In a moment that perfectly illustrates how much King Viserys has lost the control of his kingdom, when he questions Aemond about where he heard it and Aemond points to his older brother who shall inherit the Iron Throne one day, Aegon, he goes, “Duh, everyone knows, because I mean, look at them.” Eek!
Instead of removing the wool from his eyes, Viserys thinks the matter is settled and orders peace within the family. Instead, Alicent, who again has lost her mind, takes Viserys’ dagger and goes after Rhaenyra. They stand almost frozen in time encircled by everyone with the tip of the dagger near to Rhaenyra. In an episode with memorable, cut-to-the-bone lines, Rhaenyra might have had the line of the night when she whispers to Alicent, “Exhausting, wasn’t it? Hiding beneath the cloak of your own righteousness. But, now, they see you for what you truly are.”
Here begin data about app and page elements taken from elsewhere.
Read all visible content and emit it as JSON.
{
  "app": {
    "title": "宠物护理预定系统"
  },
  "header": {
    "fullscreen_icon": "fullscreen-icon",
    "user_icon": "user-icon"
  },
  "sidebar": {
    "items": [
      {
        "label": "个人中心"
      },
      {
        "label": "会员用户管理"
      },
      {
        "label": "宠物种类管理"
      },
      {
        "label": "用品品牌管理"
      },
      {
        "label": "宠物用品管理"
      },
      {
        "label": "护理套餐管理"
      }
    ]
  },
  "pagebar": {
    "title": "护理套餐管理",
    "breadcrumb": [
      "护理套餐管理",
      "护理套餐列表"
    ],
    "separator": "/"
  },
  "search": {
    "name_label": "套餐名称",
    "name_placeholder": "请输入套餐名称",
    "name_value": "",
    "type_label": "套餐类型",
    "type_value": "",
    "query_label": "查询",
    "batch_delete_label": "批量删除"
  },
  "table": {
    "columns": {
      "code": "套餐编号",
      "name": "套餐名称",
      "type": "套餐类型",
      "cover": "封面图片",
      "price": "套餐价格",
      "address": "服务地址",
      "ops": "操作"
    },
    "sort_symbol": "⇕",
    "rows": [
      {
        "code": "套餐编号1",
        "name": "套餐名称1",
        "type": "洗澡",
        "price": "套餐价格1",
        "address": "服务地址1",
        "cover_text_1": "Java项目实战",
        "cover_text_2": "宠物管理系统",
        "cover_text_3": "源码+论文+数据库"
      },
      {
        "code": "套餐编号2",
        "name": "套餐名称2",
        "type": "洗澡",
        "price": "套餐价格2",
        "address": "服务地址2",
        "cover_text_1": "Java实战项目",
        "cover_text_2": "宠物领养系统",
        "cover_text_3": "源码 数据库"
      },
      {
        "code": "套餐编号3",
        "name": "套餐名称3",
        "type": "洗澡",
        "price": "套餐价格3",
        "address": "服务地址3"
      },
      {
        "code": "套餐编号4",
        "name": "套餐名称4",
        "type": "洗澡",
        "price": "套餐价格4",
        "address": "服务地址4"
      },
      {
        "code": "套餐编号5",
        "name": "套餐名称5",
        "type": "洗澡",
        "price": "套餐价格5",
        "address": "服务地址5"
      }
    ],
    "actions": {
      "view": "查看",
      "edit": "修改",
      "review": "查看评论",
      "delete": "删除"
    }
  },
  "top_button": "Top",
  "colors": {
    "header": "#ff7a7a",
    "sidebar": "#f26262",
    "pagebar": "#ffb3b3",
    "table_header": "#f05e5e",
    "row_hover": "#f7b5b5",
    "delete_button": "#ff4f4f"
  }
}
Alicent does end up cutting Rhaenyra, but it’s just a flesh wound. And she faces no consequences for it. For his part, her father, Otto, who I guess is back in as The Hand of the King — just another mark in the weakness of Viserys column — loves it! He loves that Alicent showed her mad side and that she’s willing to do what it takes to “win” the Iron Throne.
After all this transpires, the incestuous couple we’re rooting for, as far that goes compared to the others, Rhaenyra and Daemon, have come up with a plan, as proposed by the former: They ought to marry to fortify their claim and ensure nobody can threaten them. Now, Laenor had just talked to Rhaenyra about how he is going to re-double his efforts at being a good husband and a father. So, I’m thinking, “What the heck, Rhaenyra? I like you, despite the incest, don’t ruin it!” Because in order for her and Daemon to marry … Laenor would have to be dead.
It turns out to be a ruse, though! Daemon kills a guard and they make it seem like it was Laenor burned alive. Or maybe the original plan was for Laenor to die and Qarl (who Daemon put the plan to) changed the plan. It is left ambiguous. Nonetheless, that gives Laenor a chance to go off with his lover Qarl (and I guess, whoops, sorry mom and dad for tricking you into thinking I’m dead), and for Daemon and Rhaenyra to get married.
This episode was wild, folks. I love the talking. The talking and corresponding acting are simply top notch. I can watch an hour of talking if it’s good like this. But there is also fun dragon flying, and children and adults fighting. What’s not to love?
I saw people complaining afterward that this episode’s lighting was atrocious, making it hard to see anything. HBO apparently says the dark lighting was an intentional creative decision. Whatever the case, for my part, I will always prefer well-lit scenes to scenes that aren’t well-lit, creative decision or not, merely because I have bad eyes (I have one eye like Aemond) and I like to see everything. But also, despite my bad eyes and worse, little television, I didn’t find it difficult to see what was going on last night. Did you have trouble seeing what was going on?